New Report: Black Workers Matter

How the District’s History of Exploitation & Discrimination Continues to Harm Black Workers

The District’s economy is strong on many important indicators such as employment, job growth, and increased wages, but the overall strength masks staggering racial inequalities that stem from a deep history of racism against Black workers. In particular, unemployment among Black DC residents hasn’t fully recovered since the recession nearly a decade ago, and Black-white unemployment disparities continue to grow.

Recognizing that there are no quick fixes to reverse the impacts of centuries of racism, DCFPI’s new report, Black Workers Matter, recommends that the District take steps to help Black workers move toward greater economic equity, including encouraging employers to pay a living wage, investing in Black-owned legacy small businesses, and reducing barriers and prioritizing employment for DC’s largely Black returning citizens.

The job inequities faced by Black DC residents are evident in a number of ways.

  • Black residents are seven times as likely as white residents to be unemployed, despite actively looking for work, and once in the job market, Black workers are more likely to work jobs that require manual labor and pay lower wages than white workers.
  • Black workers’ lack of access to high-paying jobs leads to significant racial income disparities. The Black median household income in DC is $45,200 and has not changed over the past decade of overall prosperity in DC, while the median income for white households is more than three times higher at $142,500 and growing.
  • Black workers have fewer benefits such as health insurance, paid leave, and employer-provided retirement contributions than white workers. White working parents are far more likely to receive health insurance, as well as a pension or retirement plan, through an employer or union, than Black working parents.

These economic racial disparities were created by design.

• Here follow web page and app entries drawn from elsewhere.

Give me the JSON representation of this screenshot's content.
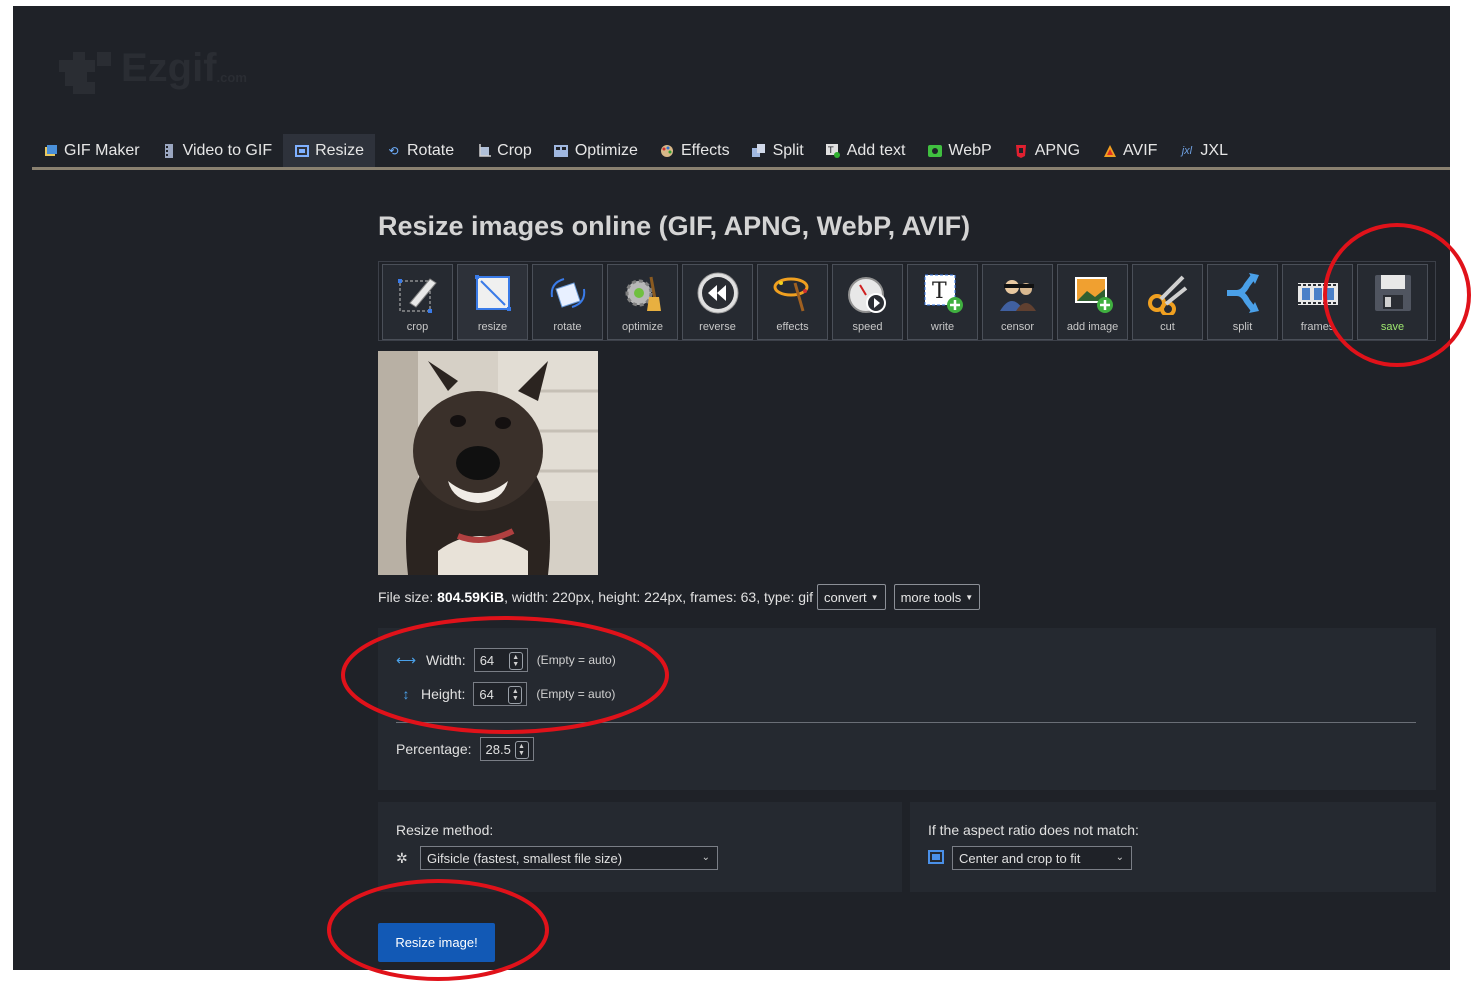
{
  "logo": {
    "name": "Ezgif",
    "suffix": ".com"
  },
  "nav": [
    {
      "label": "GIF Maker",
      "icon": "gif-maker-icon"
    },
    {
      "label": "Video to GIF",
      "icon": "film-icon"
    },
    {
      "label": "Resize",
      "icon": "resize-icon",
      "active": true
    },
    {
      "label": "Rotate",
      "icon": "rotate-icon"
    },
    {
      "label": "Crop",
      "icon": "crop-icon"
    },
    {
      "label": "Optimize",
      "icon": "optimize-icon"
    },
    {
      "label": "Effects",
      "icon": "palette-icon"
    },
    {
      "label": "Split",
      "icon": "split-icon"
    },
    {
      "label": "Add text",
      "icon": "text-icon"
    },
    {
      "label": "WebP",
      "icon": "webp-icon"
    },
    {
      "label": "APNG",
      "icon": "apng-icon"
    },
    {
      "label": "AVIF",
      "icon": "avif-icon"
    },
    {
      "label": "JXL",
      "icon": "jxl-icon"
    }
  ],
  "page_title": "Resize images online (GIF, APNG, WebP, AVIF)",
  "tools": [
    {
      "label": "crop",
      "icon": "crop-tool-icon"
    },
    {
      "label": "resize",
      "icon": "resize-tool-icon",
      "active": true
    },
    {
      "label": "rotate",
      "icon": "rotate-tool-icon"
    },
    {
      "label": "optimize",
      "icon": "optimize-tool-icon"
    },
    {
      "label": "reverse",
      "icon": "reverse-tool-icon"
    },
    {
      "label": "effects",
      "icon": "effects-tool-icon"
    },
    {
      "label": "speed",
      "icon": "speed-tool-icon"
    },
    {
      "label": "write",
      "icon": "write-tool-icon"
    },
    {
      "label": "censor",
      "icon": "censor-tool-icon"
    },
    {
      "label": "add image",
      "icon": "add-image-tool-icon"
    },
    {
      "label": "cut",
      "icon": "cut-tool-icon"
    },
    {
      "label": "split",
      "icon": "split-tool-icon"
    },
    {
      "label": "frames",
      "icon": "frames-tool-icon"
    },
    {
      "label": "save",
      "icon": "save-tool-icon"
    }
  ],
  "preview": {
    "alt": "Smiling dog GIF"
  },
  "fileinfo": {
    "prefix": "File size: ",
    "size": "804.59KiB",
    "rest": ", width: 220px, height: 224px, frames: 63, type: gif",
    "convert_label": "convert",
    "more_tools_label": "more tools"
  },
  "resize": {
    "width_label": "Width:",
    "width_value": "64",
    "height_label": "Height:",
    "height_value": "64",
    "empty_hint": "(Empty = auto)",
    "percentage_label": "Percentage:",
    "percentage_value": "28.5"
  },
  "method": {
    "label": "Resize method:",
    "selected": "Gifsicle (fastest, smallest file size)"
  },
  "aspect": {
    "label": "If the aspect ratio does not match:",
    "selected": "Center and crop to fit"
  },
  "submit_label": "Resize image!",
  "colors": {
    "background": "#1f2228",
    "accent": "#1259b5",
    "annotation": "#e0121a",
    "save_text": "#9fe870"
  }
}
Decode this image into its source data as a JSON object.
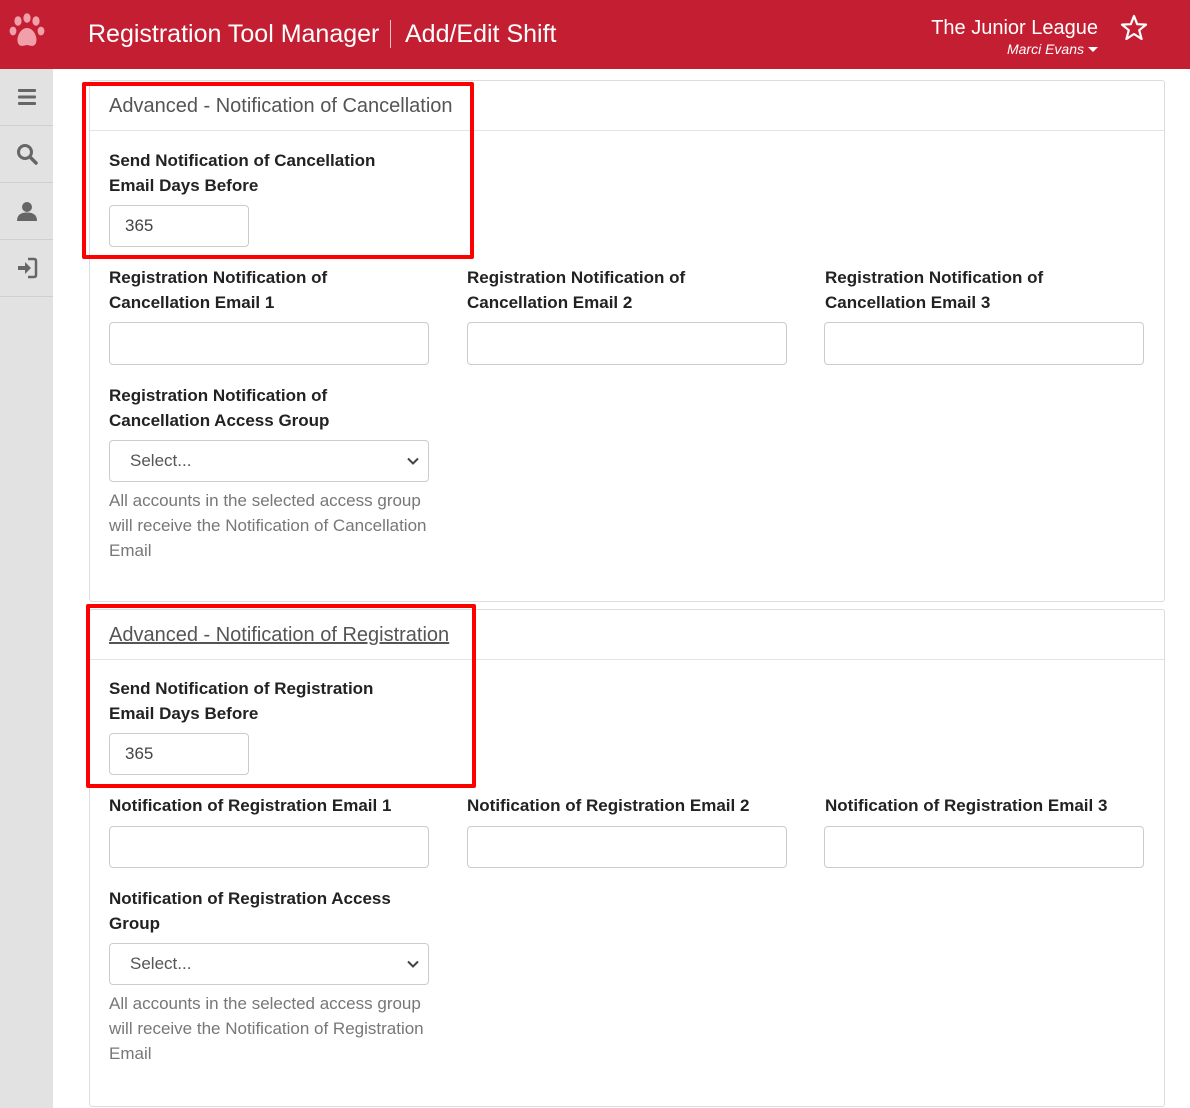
{
  "header": {
    "app_title": "Registration Tool Manager",
    "page_title": "Add/Edit Shift",
    "org_name": "The Junior League",
    "user_name": "Marci Evans",
    "brand_color": "#c41e32"
  },
  "sidebar": {
    "items": [
      {
        "icon": "menu-icon"
      },
      {
        "icon": "search-icon"
      },
      {
        "icon": "user-icon"
      },
      {
        "icon": "sign-in-icon"
      }
    ]
  },
  "cancellation": {
    "heading": "Advanced - Notification of Cancellation",
    "days_label": "Send Notification of Cancellation Email Days Before",
    "days_value": "365",
    "email1_label": "Registration Notification of Cancellation Email 1",
    "email1_value": "",
    "email2_label": "Registration Notification of Cancellation Email 2",
    "email2_value": "",
    "email3_label": "Registration Notification of Cancellation Email 3",
    "email3_value": "",
    "group_label": "Registration Notification of Cancellation Access Group",
    "group_selected": "Select...",
    "group_help": "All accounts in the selected access group will receive the Notification of Cancellation Email"
  },
  "registration": {
    "heading": "Advanced - Notification of Registration",
    "days_label": "Send Notification of Registration Email Days Before",
    "days_value": "365",
    "email1_label": "Notification of Registration Email 1",
    "email1_value": "",
    "email2_label": "Notification of Registration Email 2",
    "email2_value": "",
    "email3_label": "Notification of Registration Email 3",
    "email3_value": "",
    "group_label": "Notification of Registration Access Group",
    "group_selected": "Select...",
    "group_help": "All accounts in the selected access group will receive the Notification of Registration Email"
  },
  "highlight_color": "#ff0000"
}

Black people were used as stolen labor throughout the District’s early history and once freed, they were restricted to the lowest-paid jobs; at the start of the 20th century, most Black women in DC were domestic workers. While the hiring process for the federal government was more meritocratic than the private sector, discrimination was still prevalent for Black workers. The intentional segregation of Black workers into the lowest-paid jobs is still reflected today: the top occupations for Black DC residents are lower-paying service jobs, while the top occupations for white DC residents are in professional and management positions.

The exclusion of occupations commonly held by Black workers in New Deal labor programs and the systemic denial of federally backed mortgages, directly deprived many Black workers from opportunities to grow wealth.

Given this history and the ongoing displacement of DC’s Black community, the District should be intentional about developing policy solutions specifically for Black workers earning low wages. As we reflect on Dr. King’s message of equality and justice and look ahead to Black History Month, we should resist historical amnesia and ground ourselves in truth, creating a sense of urgency and obligation to right these wrongs.

When Black workers succeed, we all succeed. It is time for the District to ensure that we do.